So what are some of the differences between the finishes? Hexavalent chromium based conversion coatings are the result of the contact with the zinc surface by a hexavalent Chromium based conversion coating solution. The contact actually converts the zinc surface to a gelatinous film consisting of zinc chromate, trivalent chromium compounds and water.

Trivalent chromium passivates work differently. In the trivalent chromium process, the zinc surface is not converted to a gelatinous film. Rather, the surface is passivated by the exposure to the trivalent solution. A gelatinous film is formed, but the water content and morphology are quite different. Because of the passivation mechanism, the trivalent chromium based coating does not produce similar corrosion resistance. A dark trivalent coating does not necessarily equate to a heavier or more corrosion resistant finish. In virtually all cases, a top coat is required to provide the required corrosion resistance.

Understanding the Mystery

In early formulations, some trivalent chromium solutions began as either chromium nitrate, or hexavalent chrome which was reacted with oxidizing agents at controlled pH ranges to convert the hexavalent chromium to a trivalent state.
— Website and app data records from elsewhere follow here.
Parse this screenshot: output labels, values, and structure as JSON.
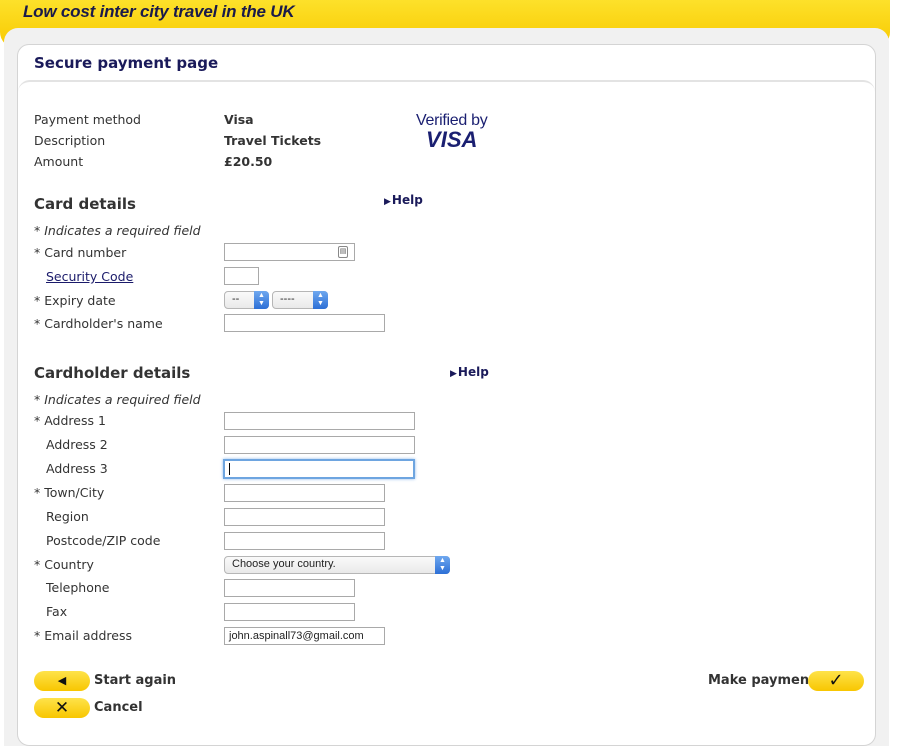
{
  "header": {
    "tagline": "Low cost inter city travel in the UK"
  },
  "page": {
    "title": "Secure payment page"
  },
  "summary": {
    "payment_method_label": "Payment method",
    "payment_method_value": "Visa",
    "description_label": "Description",
    "description_value": "Travel Tickets",
    "amount_label": "Amount",
    "amount_value": "£20.50"
  },
  "visa_logo": {
    "line1": "Verified by",
    "line2": "VISA"
  },
  "card_details": {
    "heading": "Card details",
    "help": "Help",
    "required_note": "* Indicates a required field",
    "card_number_label": "* Card number",
    "security_code_label": "Security Code",
    "expiry_label": "* Expiry date",
    "expiry_month": "--",
    "expiry_year": "----",
    "cardholder_name_label": "* Cardholder's name"
  },
  "cardholder_details": {
    "heading": "Cardholder details",
    "help": "Help",
    "required_note": "* Indicates a required field",
    "address1_label": "* Address 1",
    "address2_label": "Address 2",
    "address3_label": "Address 3",
    "town_label": "* Town/City",
    "region_label": "Region",
    "postcode_label": "Postcode/ZIP code",
    "country_label": "* Country",
    "country_value": "Choose your country.",
    "telephone_label": "Telephone",
    "fax_label": "Fax",
    "email_label": "* Email address",
    "email_value": "john.aspinall73@gmail.com"
  },
  "actions": {
    "start_again_label": "Start again",
    "cancel_label": "Cancel",
    "make_payment_label": "Make payment"
  },
  "icons": {
    "back": "arrow-left-icon",
    "cancel": "x-icon",
    "confirm": "checkmark-icon",
    "help": "triangle-right-icon"
  },
  "colors": {
    "accent_yellow": "#f8c900",
    "heading_navy": "#1a1a5a",
    "focus_blue": "#6ea5e0"
  }
}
After processing, not only was hexavalent chrome found on the surface of these coated parts, it was possible to find evidence of hexavalent chrome in the working trivalent bath. Unfortunately, what was thought to be a compliant trivalent chromium process produced non compliant results. Hexavalent chromium was commonly found in trivalent chromium operating baths. Needless to say this puzzled more than a few line operators.

How does trivalent chrome convert to hexavalent chrome? Nobody is entirely certain. However, there are a few theories. The first theory holds that because trivalent chrome is not completely stable it is possible that in the presence of oxidizing agents, at certain ranges of acidity, trivalent chrome simply converts to a hexavalent state. Some early trivalent chromium applications included the use of peroxide compounds in a step subsequent to the application of the trivalent chromate. This post treatment step was used to make the trivalent passivation film more corrosion resistant. After exposure to these aggressive oxidizing agents it was found that trivalent chromium compounds had actually converted to hexavalent chromium compounds. Unfortunately while the resultant coating is more corrosion resistant, it is not free of hexavalent chrome and did not meet the standards which were specified.

An alternative theory is postulated that when a trivalent coating is placed in an accelerated corrosion testing chamber, such as a salt spray chamber, the trivalent film actually converts to a hexavalent chromium film. This postulate is based upon a finding of hexavalent chromium present on a part which showed no presence of hexavalent chrome prior to placement in the salt spray chamber. The mechanism of this reaction is unknown.

In some cases, parts which had been exposed to environmental conditions in their expected use, such as brake parts removed from a car, showed evidence of hexavalent chrome where none was expected.

Needless to say, the presence of latent hexavalent chrome on a trivalent chrome finished part has caused some serious explaining!

In order to eliminate hexavalent chromium both in the bath and on the finished parts, suppliers have developed newer and more robust technologies to produce trivalent chromium finishes. These processes do not rely on any oxidizers, and use other ROHS compliant chemicals in the composition of the trivalent chromate solution. These multi-part baths and finishing processes have gone a long way to eliminating the presence of hexavalent chrome on parts finished in a trivalent passivation process.